And where they’re going.
Over the past two years, something contagious swept through the American workforce. We’re not talking about the pandemic, but rather the spread of an interesting sentiment: Employees grew detached from their jobs, and millions quit. This phenomenon, dubbed the Great Resignation, has been thoroughly dissected by economists, sociologists, workplace consultants, and in hundreds of thinkpieces. But a new report by Lean In and McKinsey has revealed a new facet of the trend.
Its Women in the Workplace report, an annual survey of thousands of employees, found that women who’ve ascended to the top of their companies are leaving their posts at an unprecedented rate. The survey shows that for every woman at a director level who gets promoted, two women directors are choosing to quit.

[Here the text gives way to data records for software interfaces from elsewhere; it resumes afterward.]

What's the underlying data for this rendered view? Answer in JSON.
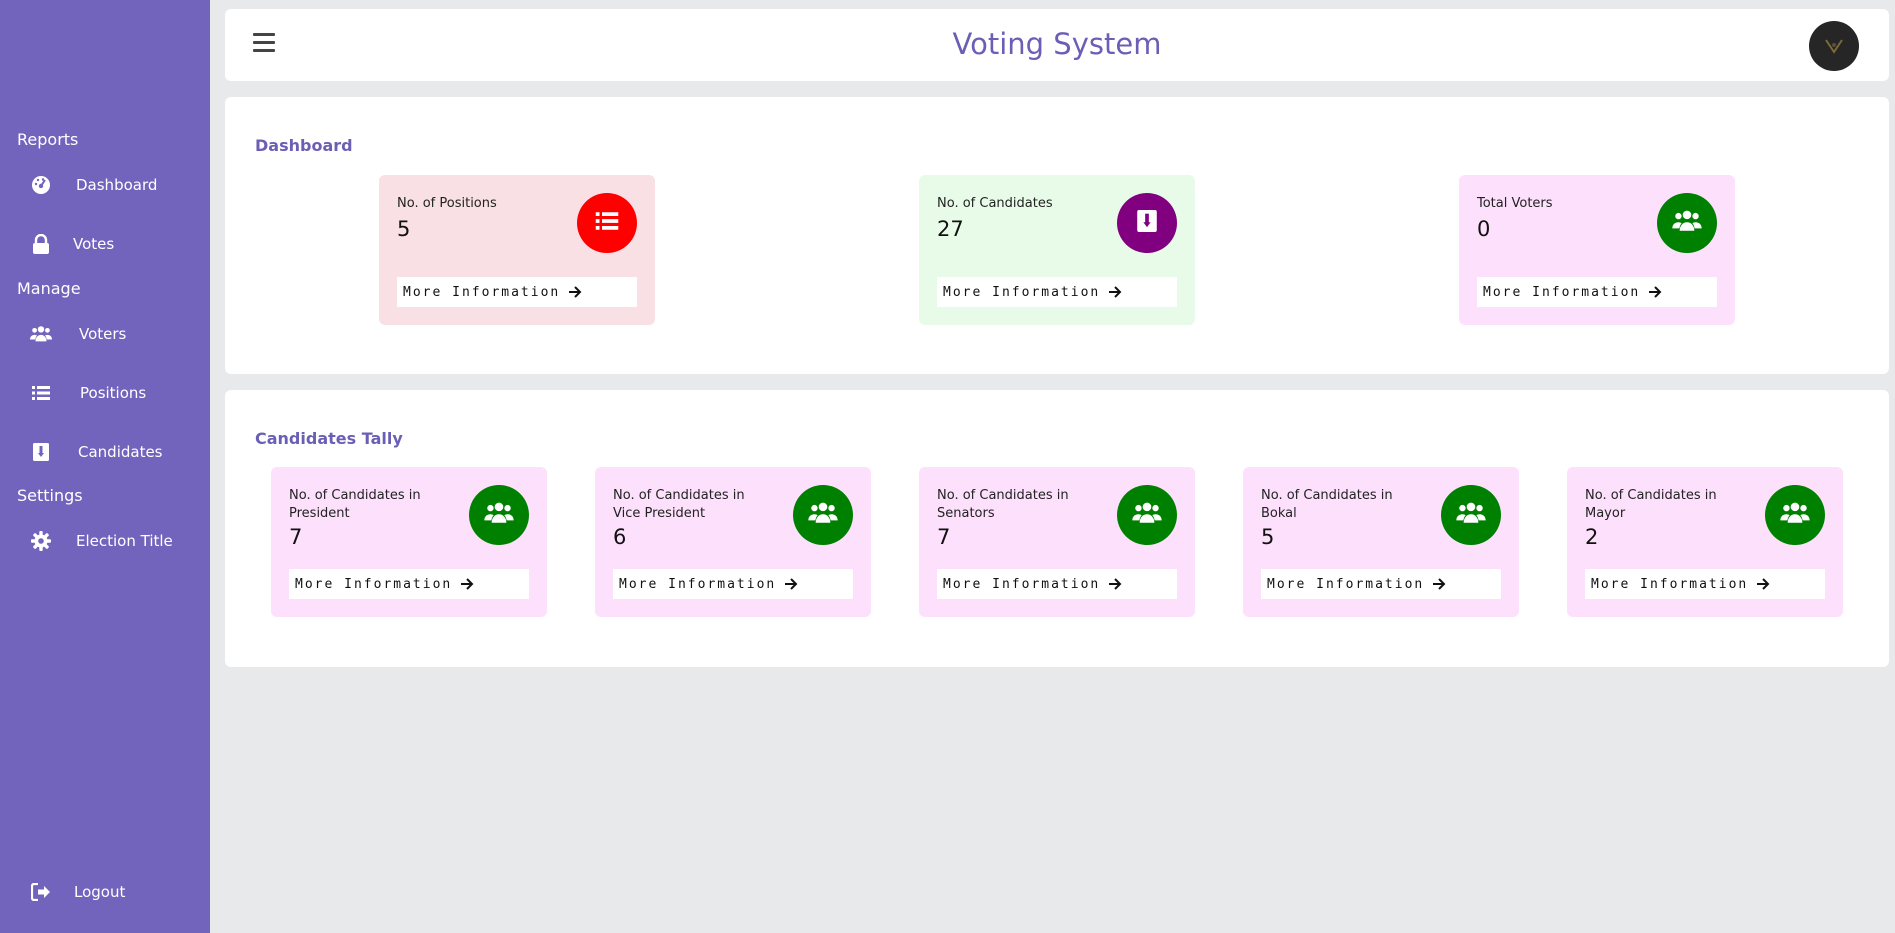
{
  "app": {
    "title": "Voting System"
  },
  "sidebar": {
    "sections": {
      "reports": "Reports",
      "manage": "Manage",
      "settings": "Settings"
    },
    "items": [
      {
        "label": "Dashboard",
        "icon": "dashboard-icon"
      },
      {
        "label": "Votes",
        "icon": "lock-icon"
      },
      {
        "label": "Voters",
        "icon": "users-icon"
      },
      {
        "label": "Positions",
        "icon": "list-icon"
      },
      {
        "label": "Candidates",
        "icon": "ballot-icon"
      },
      {
        "label": "Election Title",
        "icon": "gear-icon"
      }
    ],
    "logout": "Logout"
  },
  "dashboard": {
    "title": "Dashboard",
    "cards": [
      {
        "label": "No. of Positions",
        "value": "5",
        "more": "More Information",
        "bg": "#f9e0e4",
        "circle": "#ff0000",
        "icon": "list-icon"
      },
      {
        "label": "No. of Candidates",
        "value": "27",
        "more": "More Information",
        "bg": "#e8fbe8",
        "circle": "#800080",
        "icon": "ballot-icon"
      },
      {
        "label": "Total Voters",
        "value": "0",
        "more": "More Information",
        "bg": "#fce0fc",
        "circle": "#008000",
        "icon": "users-icon"
      }
    ]
  },
  "tally": {
    "title": "Candidates Tally",
    "cards": [
      {
        "label": "No. of Candidates in President",
        "value": "7",
        "more": "More Information"
      },
      {
        "label": "No. of Candidates in Vice President",
        "value": "6",
        "more": "More Information"
      },
      {
        "label": "No. of Candidates in Senators",
        "value": "7",
        "more": "More Information"
      },
      {
        "label": "No. of Candidates in Bokal",
        "value": "5",
        "more": "More Information"
      },
      {
        "label": "No. of Candidates in Mayor",
        "value": "2",
        "more": "More Information"
      }
    ],
    "bg": "#fce0fc",
    "circle": "#008000"
  }
}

“I wish we were making more progress,” says Lean In CEO and co-founder Rachel Thomas.
Why we’re losing women leaders
Lean In is calling the mass departure of women leaders the “Great Breakup,” and Thomas believes a few different things are fueling it. One issue, that’s likely existed for as long as women have been in boardrooms, is that female leaders are more often the target of microaggressions — like having their competence questioned or being mistaken for someone more junior. These slights add up: Female employees report that microaggressions subtly undermine their authority and view them as a sign that it may be harder to advance in a work environment.

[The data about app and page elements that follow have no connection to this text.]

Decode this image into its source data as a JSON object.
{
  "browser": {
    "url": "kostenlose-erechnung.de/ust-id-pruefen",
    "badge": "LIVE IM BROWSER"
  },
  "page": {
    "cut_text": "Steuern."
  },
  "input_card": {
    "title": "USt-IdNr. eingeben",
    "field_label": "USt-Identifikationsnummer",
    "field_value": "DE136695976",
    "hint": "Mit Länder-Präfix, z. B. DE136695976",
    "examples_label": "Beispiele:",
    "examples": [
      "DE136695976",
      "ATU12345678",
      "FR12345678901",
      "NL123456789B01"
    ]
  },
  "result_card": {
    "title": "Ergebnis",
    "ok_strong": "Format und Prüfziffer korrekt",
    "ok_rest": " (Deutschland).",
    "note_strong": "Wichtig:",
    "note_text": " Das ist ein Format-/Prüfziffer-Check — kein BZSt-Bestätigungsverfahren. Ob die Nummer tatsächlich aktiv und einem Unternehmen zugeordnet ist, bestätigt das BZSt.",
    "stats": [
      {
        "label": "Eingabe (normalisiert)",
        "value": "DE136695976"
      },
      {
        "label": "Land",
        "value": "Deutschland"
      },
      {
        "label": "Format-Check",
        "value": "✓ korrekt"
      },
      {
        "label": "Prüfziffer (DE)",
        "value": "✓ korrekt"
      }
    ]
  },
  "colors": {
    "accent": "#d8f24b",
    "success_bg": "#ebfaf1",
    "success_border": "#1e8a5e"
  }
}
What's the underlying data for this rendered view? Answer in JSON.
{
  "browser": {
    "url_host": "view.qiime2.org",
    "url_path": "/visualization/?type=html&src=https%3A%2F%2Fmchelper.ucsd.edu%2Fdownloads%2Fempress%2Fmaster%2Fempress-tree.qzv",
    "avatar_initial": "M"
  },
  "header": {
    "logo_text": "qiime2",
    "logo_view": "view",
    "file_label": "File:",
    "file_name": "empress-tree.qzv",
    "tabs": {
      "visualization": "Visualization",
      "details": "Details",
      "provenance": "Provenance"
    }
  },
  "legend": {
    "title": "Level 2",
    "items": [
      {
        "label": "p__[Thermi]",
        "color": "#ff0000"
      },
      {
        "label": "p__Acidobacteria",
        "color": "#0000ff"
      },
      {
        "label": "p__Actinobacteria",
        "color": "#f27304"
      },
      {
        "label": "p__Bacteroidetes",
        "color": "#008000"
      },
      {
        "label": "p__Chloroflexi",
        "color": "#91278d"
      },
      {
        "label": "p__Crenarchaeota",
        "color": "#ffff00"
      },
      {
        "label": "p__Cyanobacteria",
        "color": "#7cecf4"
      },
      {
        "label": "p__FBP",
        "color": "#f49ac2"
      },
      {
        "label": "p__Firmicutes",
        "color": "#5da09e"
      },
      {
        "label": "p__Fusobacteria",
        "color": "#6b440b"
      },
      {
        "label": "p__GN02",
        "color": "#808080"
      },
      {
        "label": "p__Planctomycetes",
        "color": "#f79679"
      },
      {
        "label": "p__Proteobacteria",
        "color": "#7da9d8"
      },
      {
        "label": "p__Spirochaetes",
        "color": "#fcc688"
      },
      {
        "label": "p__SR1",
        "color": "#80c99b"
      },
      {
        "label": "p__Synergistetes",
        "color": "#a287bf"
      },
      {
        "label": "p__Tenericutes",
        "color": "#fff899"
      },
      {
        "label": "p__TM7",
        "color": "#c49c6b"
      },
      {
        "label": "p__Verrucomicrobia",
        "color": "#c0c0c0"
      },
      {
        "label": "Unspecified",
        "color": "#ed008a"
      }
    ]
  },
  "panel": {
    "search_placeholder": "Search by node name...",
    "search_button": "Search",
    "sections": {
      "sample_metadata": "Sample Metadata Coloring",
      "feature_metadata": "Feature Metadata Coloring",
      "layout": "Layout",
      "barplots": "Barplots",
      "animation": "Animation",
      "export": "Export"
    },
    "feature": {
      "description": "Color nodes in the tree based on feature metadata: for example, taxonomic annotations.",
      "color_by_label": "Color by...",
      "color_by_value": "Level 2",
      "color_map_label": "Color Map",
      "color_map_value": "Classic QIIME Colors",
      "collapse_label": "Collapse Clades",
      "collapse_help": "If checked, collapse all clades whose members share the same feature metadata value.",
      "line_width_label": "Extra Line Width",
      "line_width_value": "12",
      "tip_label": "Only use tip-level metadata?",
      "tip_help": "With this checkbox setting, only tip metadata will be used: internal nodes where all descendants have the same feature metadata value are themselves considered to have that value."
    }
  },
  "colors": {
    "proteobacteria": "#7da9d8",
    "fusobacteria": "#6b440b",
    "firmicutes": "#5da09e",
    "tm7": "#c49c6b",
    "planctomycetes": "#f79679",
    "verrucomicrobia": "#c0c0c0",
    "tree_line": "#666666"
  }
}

Another long-standing issue is what Thomas calls the “double shift.” Studies show that as men rise up the ranks, they typically do less housework. The same isn’t true for most women, Thomas explains. So even with more responsibility at work, women are still expected to perform the bulk of the work at home, and spend more time caring for kids or relatives. That dynamic has stretched many high-ranking women thin.
But the pandemic changed the game. Within days, companies pivoted to allow their employees to work from home, having “embraced flexibility in a way that we never would’ve imagined pre-pandemic,” Thomas says. “Jobs that you never would’ve thought could be done remotely, all of a sudden we were doing remotely. Companies really rose to the moment,” she says.
That gave women hours of their days back to spend with their families. And, according to the Lean In report, it’s had a tremendous mental benefit, too. Women reported that they face fewer microaggressions and experience higher levels of psychological safety. But with the threat of the virus subsiding, many corporations have rushed to return to the status quo. And many women are refusing to go back. In a recent survey, 68 percent of women said they prefer remote work, compared to 57 percent of men. “They don’t wanna go back to business as usual,” Thomas says. “They wanna continue moving forward as a workplace.”